Segment Start: SOURCE MATERIAL
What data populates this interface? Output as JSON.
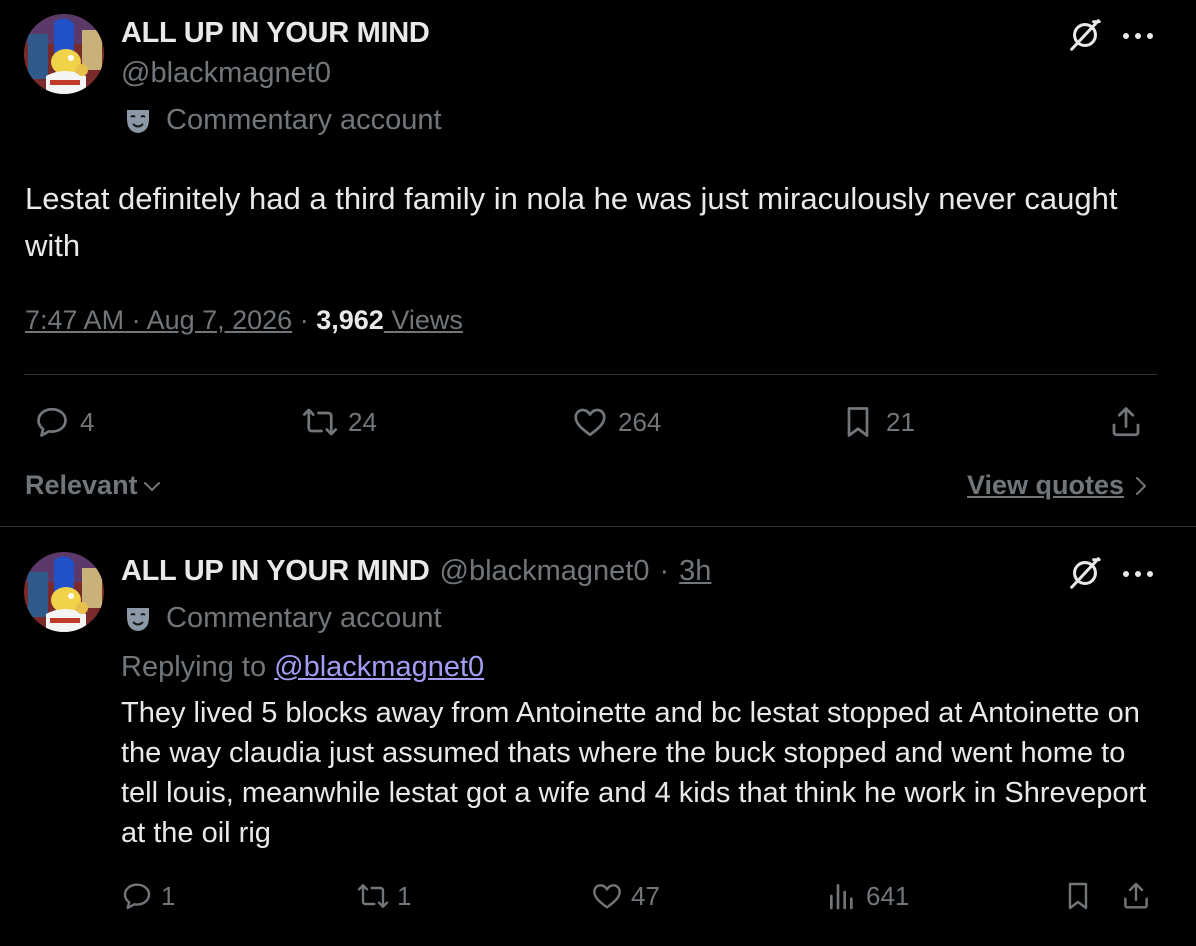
{
  "main_post": {
    "display_name": "ALL UP IN YOUR MIND",
    "handle": "@blackmagnet0",
    "badge_label": "Commentary account",
    "text": "Lestat definitely had a third family in nola he was just miraculously never caught with",
    "timestamp": "7:47 AM · Aug 7, 2026",
    "separator": "·",
    "views_count": "3,962",
    "views_label": " Views",
    "actions": {
      "replies": "4",
      "reposts": "24",
      "likes": "264",
      "bookmarks": "21"
    },
    "sort_label": "Relevant",
    "view_quotes_label": "View quotes"
  },
  "reply_post": {
    "display_name": "ALL UP IN YOUR MIND",
    "handle": "@blackmagnet0",
    "dot": "·",
    "time": "3h",
    "badge_label": "Commentary account",
    "replying_prefix": "Replying to ",
    "replying_handle": "@blackmagnet0",
    "text": "They lived 5 blocks away from Antoinette and bc lestat stopped at Antoinette on the way claudia just assumed thats where the buck stopped and went home to tell louis, meanwhile lestat got a wife and 4 kids that think he work in Shreveport at the oil rig",
    "actions": {
      "replies": "1",
      "reposts": "1",
      "likes": "47",
      "views": "641"
    }
  },
  "icons": {
    "grok": "grok-icon",
    "more": "more-icon",
    "mask": "theater-mask-icon",
    "reply": "reply-icon",
    "repost": "repost-icon",
    "like": "heart-icon",
    "bookmark": "bookmark-icon",
    "share": "share-icon",
    "views": "views-icon",
    "chevron_down": "chevron-down-icon",
    "chevron_right": "chevron-right-icon"
  },
  "colors": {
    "background": "#000000",
    "text": "#e7e9ea",
    "muted": "#71767b",
    "divider": "#2f3336",
    "mention": "#a39cf4"
  }
}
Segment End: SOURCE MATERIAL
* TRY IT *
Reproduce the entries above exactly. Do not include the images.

* ANSWER TO THIS PROBLEM *
What data populates this interface? Output as JSON.
{
  "main_post": {
    "display_name": "ALL UP IN YOUR MIND",
    "handle": "@blackmagnet0",
    "badge_label": "Commentary account",
    "text": "Lestat definitely had a third family in nola he was just miraculously never caught with",
    "timestamp": "7:47 AM · Aug 7, 2026",
    "separator": "·",
    "views_count": "3,962",
    "views_label": " Views",
    "actions": {
      "replies": "4",
      "reposts": "24",
      "likes": "264",
      "bookmarks": "21"
    },
    "sort_label": "Relevant",
    "view_quotes_label": "View quotes"
  },
  "reply_post": {
    "display_name": "ALL UP IN YOUR MIND",
    "handle": "@blackmagnet0",
    "dot": "·",
    "time": "3h",
    "badge_label": "Commentary account",
    "replying_prefix": "Replying to ",
    "replying_handle": "@blackmagnet0",
    "text": "They lived 5 blocks away from Antoinette and bc lestat stopped at Antoinette on the way claudia just assumed thats where the buck stopped and went home to tell louis, meanwhile lestat got a wife and 4 kids that think he work in Shreveport at the oil rig",
    "actions": {
      "replies": "1",
      "reposts": "1",
      "likes": "47",
      "views": "641"
    }
  },
  "icons": {
    "grok": "grok-icon",
    "more": "more-icon",
    "mask": "theater-mask-icon",
    "reply": "reply-icon",
    "repost": "repost-icon",
    "like": "heart-icon",
    "bookmark": "bookmark-icon",
    "share": "share-icon",
    "views": "views-icon",
    "chevron_down": "chevron-down-icon",
    "chevron_right": "chevron-right-icon"
  },
  "colors": {
    "background": "#000000",
    "text": "#e7e9ea",
    "muted": "#71767b",
    "divider": "#2f3336",
    "mention": "#a39cf4"
  }
}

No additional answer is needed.